  2. Function expressions body is not hoisted, only the variable it was assigned to.
  3. var variables are hoisted but not their values.
  4. let and const variables are hoisted but they are not initialized and accessing them will result in a ReferenceError

Difference between == and ===

If the value types being compared are different, == allows coercion before the comparison whereas === does not.

Synchronous vs Asynchronous functions

Synchronous functions are blocking and are executed in the order of the statements. Execution of the program is paused if one of the statements take too long.

Asynchronous functions usually accept a callback as a parameter and execution continues on the next line immediately after the asynchronous function is invoked. The callback is only invoked after the asynchronous operation is complete and the call stack is empty.

Differences between var, let, and const

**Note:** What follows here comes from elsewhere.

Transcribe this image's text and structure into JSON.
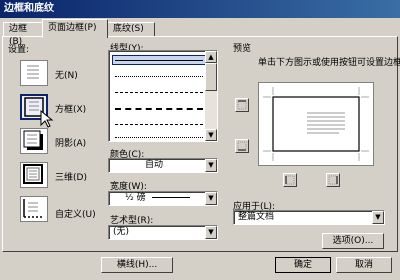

var variables are scoped to the function in which they were created or if created outside a function to the global object. var variables are hoisted, but their values are not.

let and const are block scoped meaning that they are only accessible within the nearest set of curly braces. let and const variables are hoisted, but they are not initialized.

Arrow function vs nomral function declaration

Promises

Promises are objects that produces a single value some time in the future: either a resolved value or an rejected value. Promises have 3 possible states: pending, fulfilled, or rejected.

Composition Over Inheritance

Inheritance is designing your types around what they are, while composition is designing around what they do. Inheritance kind of locks you in because it encourages you to build a taxonomy of objects early on in your project and you're probably going to make big mistakes while doing that because we can't predict the future. Composition allows you to be more flexible and powerful.

Functional Programming

FP is the method in which you write programs by composing functions and avoiding shared state and mutating data. FP tends to favor declarative programming (what you do) over imperative (how do i do something).

Random bits of knowledge💡

What happens when you type https://google.com/

  1. Browser parses the URL:
  1. DNS lookup:
  1. If not in any of the above caches, ISP's DNS server initiates a DNS query to find IP of server that hosts google.com
  2. Browser opens a TCP connection with the server (IP address above)
  1. Browser sends an HTTP request to the server
  1. Server handles request and sends back response.
  2. Browser displays content

HTTP and HTTP/2

HTTP is a protocol which allows the fetching of resources such as HTML documents.

Web Page Rendering and Pixel Pipeline

Quick Overview of browsers actions when rendering a page:

  1. The DOM is formed from the HTML.
  2. Styles are loaded and parsed which forms the CSSOM.
  3. Style: This is the where the browser figures out which CSS rules apply to which elements based on matching selectors. Once the rules are known, they are applied and the final styles for each element are calculated.
  4. Layout: Once the browser knows which rules to apply to which element it can begin to calculate how much space the element takes up and where it is on the screen. Since each element can affect other elements, this process can be heavy so minimize moving things around.
  5. Paint: This is where the browser fills in the pixels with text, colors, images, border, etc... Painting is often done on multiple layers.
  6. Composite: We could have multiple layers from the previous step and compositing is where we draw the layers on the screen in order so that the page renders correctly.
© Paul Chong.